By Mary Vee
Year: September, 1868
Hudson Taylor: age 36
From J. Hudson Taylor's Notes
George and I had waited two long hours in the Mandarin's home. The official told us to stay there while he attempted to stop the mob from destroying our missionary home.
We prayed for the safety of our families and the other missionaries while we waited, but I must admit, hearing the angry sounds of the mob didn't help to calm my spirit.
The mandarin came into the room as I finished a prayer. "We have stopped the mob and you are safe to return to your home. These guards will escort you."
He order two chairs to carry us. I would have much rather run back to see if everyone was all right. As we were paraded through the streets, locals shouted things like, "All the foreigners in the house are dead."
"Oh, God," I prayed, "Let this not be so."
At the gate of the house the servants set our chairs on the ground. We gave the proper bows before stepping over the broken gate. No one came out to greet us. We didn't' hear a single sound coming from inside. No children talking or baby crying.
I opened the door and walked into the house. Charred pieces and broken furniture littered the room. We hurried through the house calling to the other missionaries, hoping they were hiding in some corner. Thankfully we did not find anyone dead.
We ran upstairs and witnessed every room trashed except one. Only God could have stopped the mob or distracted them from going into the room. This was the place we kept most of the money and important papers. We hurried out. "Where do you think they are?"
George looked around the room where we stood for a moment then said, "They must have gone to the neighbors. The ones who helped us."
We used the same safe way to sneak next door without being seen by others who might be on the streets. The last thing we wanted to do would be to endanger our neighbors.
We gently knocked on their door. "Come in," the husband said. He signaled us to be quiet and led us to and inner room where the others were.
George and I rejoiced to see our family and the others, but were saddened with the injuries. Maria, my wife, injured her leg, Emily had a deep cut and injured her back, William Reid lay on the floor in agony from an injury to his head. We cared for the immediate wounds the best we could with what we had.
The next day the Chinese guards left after their shift and no other replaced them. The mob seemed to have kept watch for this. Once the guards left they came back to the house and continue their destructive mission.
I pulled out a chair, took it to the front yard and cried out, "We have come bringing you the Gospel, which will bless your hearts. You who are destroying this home will face the wrath of God for what you have done."

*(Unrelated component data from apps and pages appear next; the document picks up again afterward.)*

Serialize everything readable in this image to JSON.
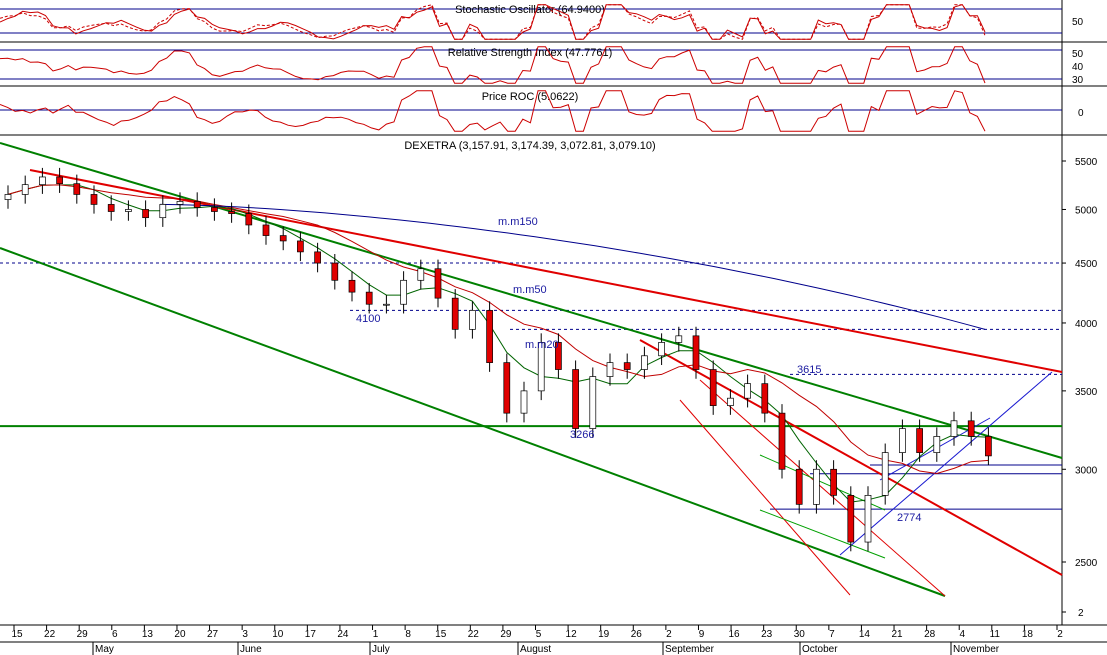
{
  "chart_data": {
    "type": "candlestick",
    "title": "DEXETRA (3,157.91, 3,174.39, 3,072.81, 3,079.10)",
    "subtitle": "",
    "indicators": [
      {
        "name": "Stochastic Oscillator (64.9400)",
        "ticks": [
          "50"
        ]
      },
      {
        "name": "Relative Strength Index (47.7761)",
        "ticks": [
          "50",
          "40",
          "30"
        ]
      },
      {
        "name": "Price ROC (5.0622)",
        "ticks": [
          "0"
        ]
      }
    ],
    "y_ticks": [
      5500,
      5000,
      4500,
      4000,
      3500,
      3000,
      2500,
      2000
    ],
    "y_tick_labels": [
      "5500",
      "5000",
      "4500",
      "4000",
      "3500",
      "3000",
      "2500",
      "2"
    ],
    "x_tick_labels": [
      "15",
      "22",
      "29",
      "6",
      "13",
      "20",
      "27",
      "3",
      "10",
      "17",
      "24",
      "1",
      "8",
      "15",
      "22",
      "29",
      "5",
      "12",
      "19",
      "26",
      "2",
      "9",
      "16",
      "23",
      "30",
      "7",
      "14",
      "21",
      "28",
      "4",
      "11",
      "18",
      "2"
    ],
    "month_labels": [
      "May",
      "June",
      "July",
      "August",
      "September",
      "October",
      "November"
    ],
    "moving_averages": [
      {
        "name": "m.m150",
        "color": "#00008b"
      },
      {
        "name": "m.m50",
        "color": "#c00000"
      },
      {
        "name": "m.m20",
        "color": "#006400"
      }
    ],
    "annotations": [
      "4100",
      "3615",
      "3266",
      "2774"
    ],
    "horizontal_levels": [
      4500,
      4100,
      3950,
      3615,
      3266,
      3025,
      2974,
      2774
    ],
    "closes": [
      5150,
      5250,
      5330,
      5260,
      5150,
      5050,
      4980,
      5000,
      4920,
      5050,
      5080,
      5020,
      4980,
      4960,
      4850,
      4750,
      4700,
      4600,
      4500,
      4350,
      4250,
      4150,
      4150,
      4350,
      4450,
      4200,
      3950,
      4100,
      3700,
      3350,
      3500,
      3850,
      3650,
      3250,
      3600,
      3700,
      3650,
      3750,
      3850,
      3900,
      3650,
      3400,
      3450,
      3550,
      3350,
      3000,
      2800,
      3000,
      2850,
      2600,
      2850,
      3100,
      3250,
      3100,
      3200,
      3300,
      3200,
      3080
    ],
    "colors": {
      "bull": "#ffffff",
      "bear": "#e00000",
      "wick": "#000000",
      "green_line": "#008000",
      "red_line": "#e00000",
      "level": "#00008b",
      "osc": "#cc0000"
    }
  }
}
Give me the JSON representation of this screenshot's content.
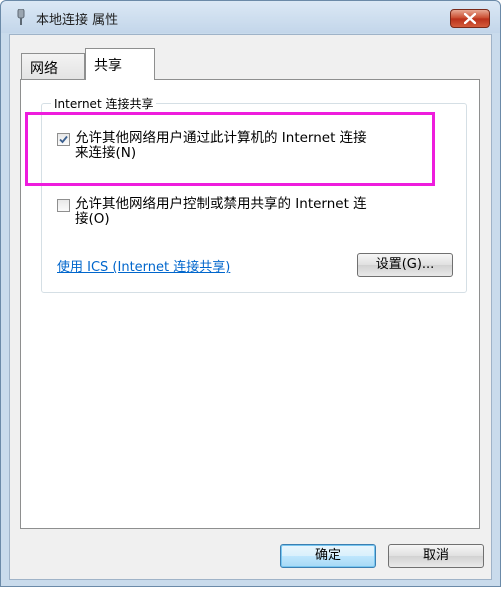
{
  "window": {
    "title": "本地连接 属性"
  },
  "tabs": [
    {
      "label": "网络",
      "selected": false
    },
    {
      "label": "共享",
      "selected": true
    }
  ],
  "sharing": {
    "group_label": "Internet 连接共享",
    "allow_connect": {
      "line1": "允许其他网络用户通过此计算机的 Internet 连接",
      "line2": "来连接(N)",
      "checked": true
    },
    "allow_control": {
      "line1": "允许其他网络用户控制或禁用共享的 Internet 连",
      "line2": "接(O)",
      "checked": false
    },
    "ics_link": "使用 ICS (Internet 连接共享)",
    "settings_button": "设置(G)..."
  },
  "footer": {
    "ok_button": "确定",
    "cancel_button": "取消"
  },
  "colors": {
    "highlight": "#ee1cdd",
    "link": "#0066cc"
  }
}
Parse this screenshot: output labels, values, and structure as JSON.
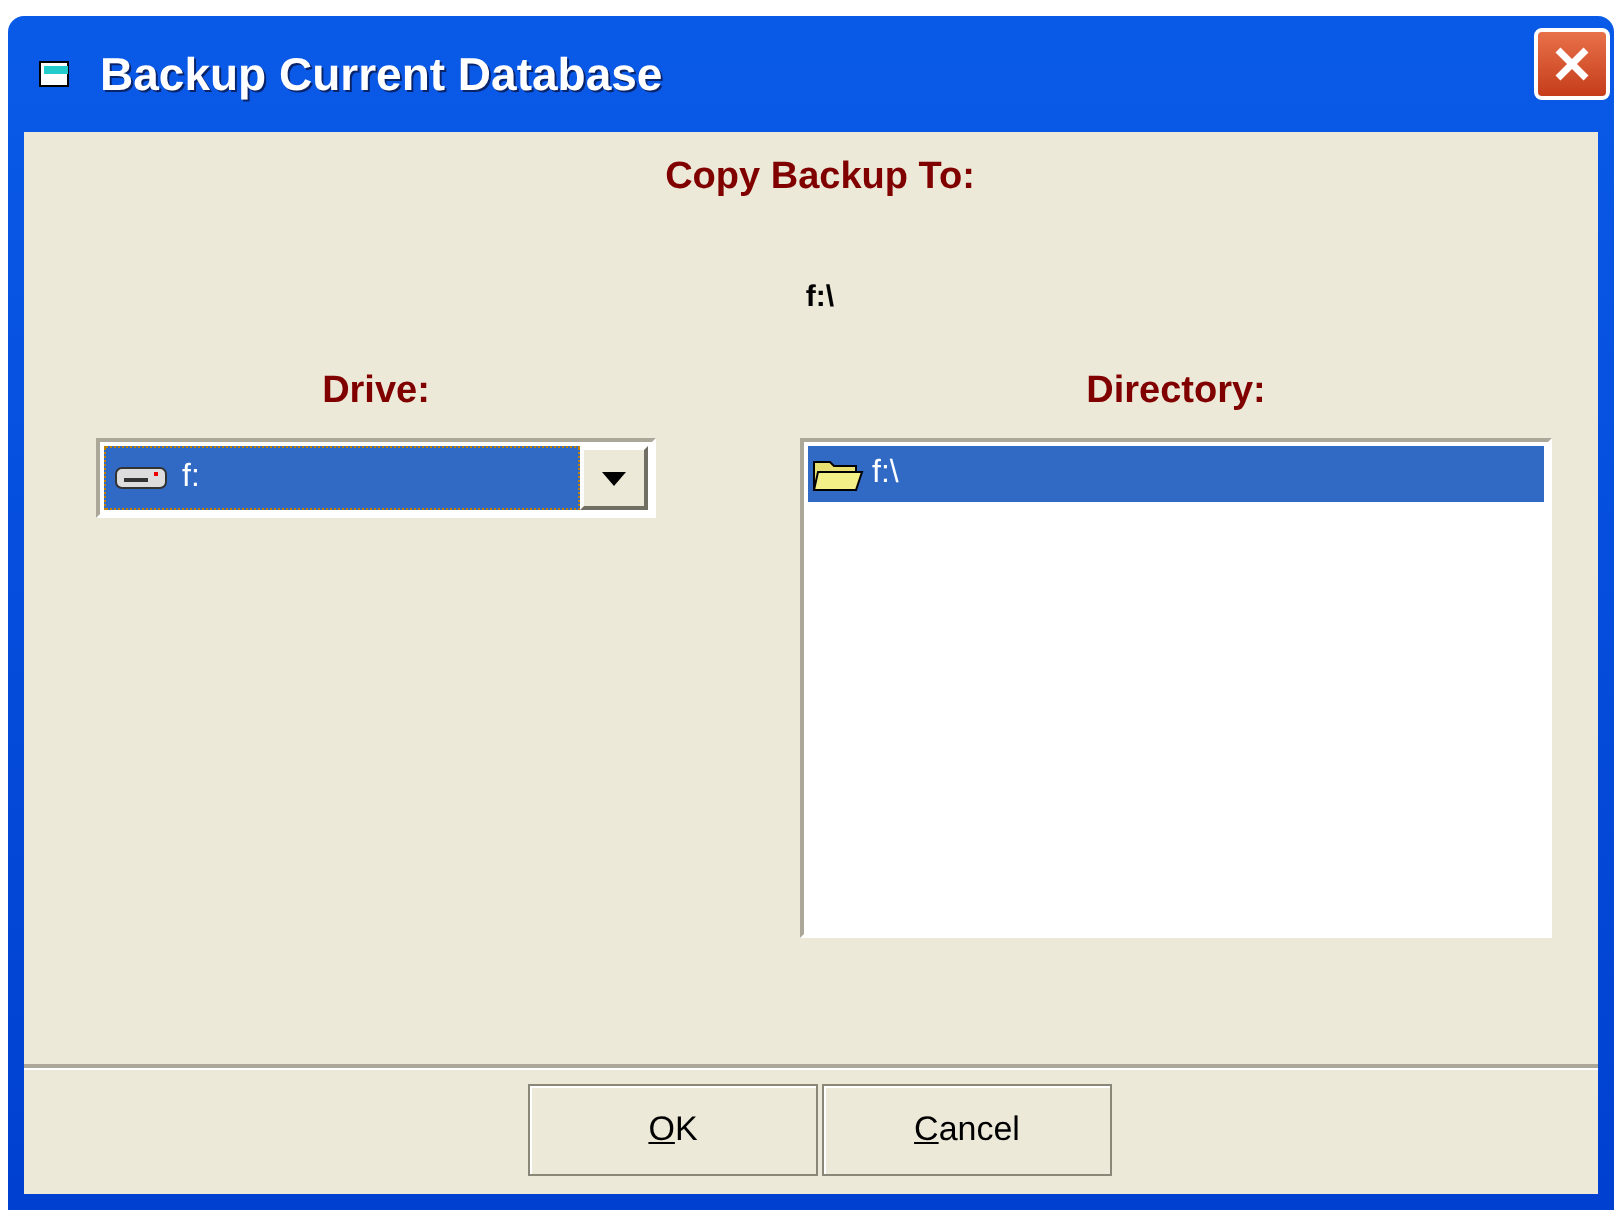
{
  "window": {
    "title": "Backup Current Database"
  },
  "destination": {
    "heading": "Copy Backup To:",
    "path": "f:\\"
  },
  "drive": {
    "label": "Drive:",
    "value": "f:",
    "selected": true
  },
  "directory": {
    "label": "Directory:",
    "items": [
      {
        "label": "f:\\",
        "selected": true
      }
    ]
  },
  "buttons": [
    {
      "label": "OK"
    },
    {
      "label": "Cancel"
    }
  ]
}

I stepped down from the chair, walked through the crowd, and straight to the mandarin's home to lodge a complaint.
Please pray that a peaceable end will come to all of this trouble. All we want to do is help these people and tell them about the God who loves them.

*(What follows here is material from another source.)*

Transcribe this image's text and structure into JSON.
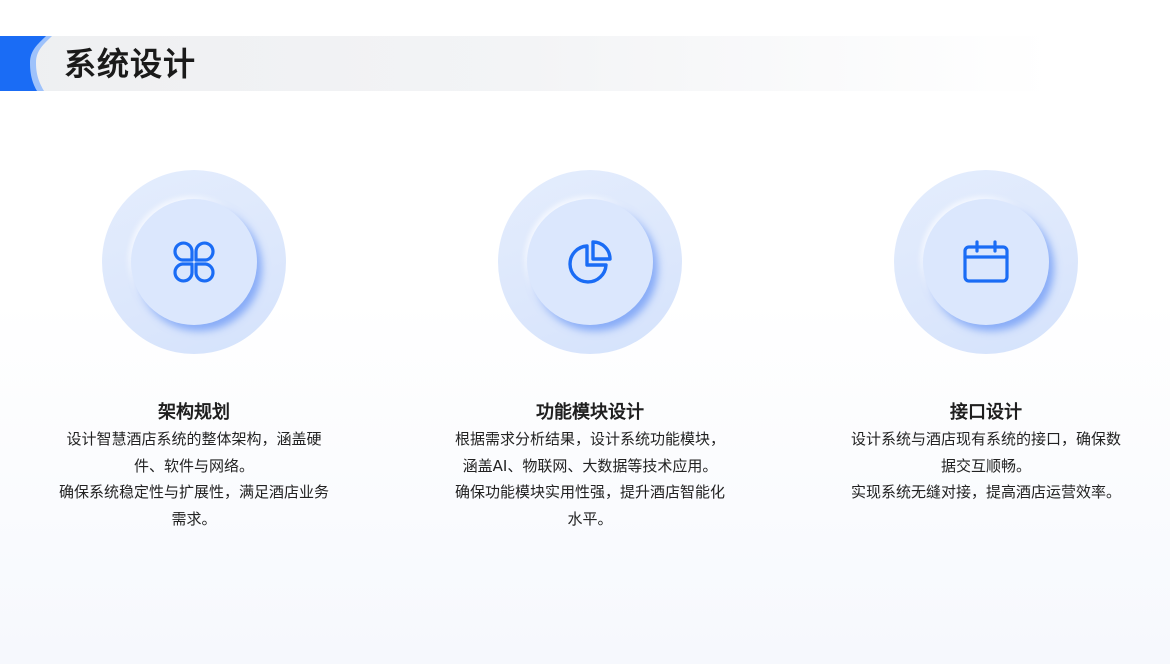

J. Hudson Taylor
Missionary to China--Inland China!
Blessed by God even in time of torment
Research resources: J. Hudson Taylor, An Autobiography by J. Hudson Taylor; It is Not Death to Die, a new biography of Hudson Taylor by Jim Cromarty; Hudson Taylor Founder, China Inland Mission by Vance Christie; J. Hudson Taylor, A Man in Christ, by Roger Steer, and Hudson Taylor's Spiritual Secret by Dr. &and Mrs. Howard Taylor.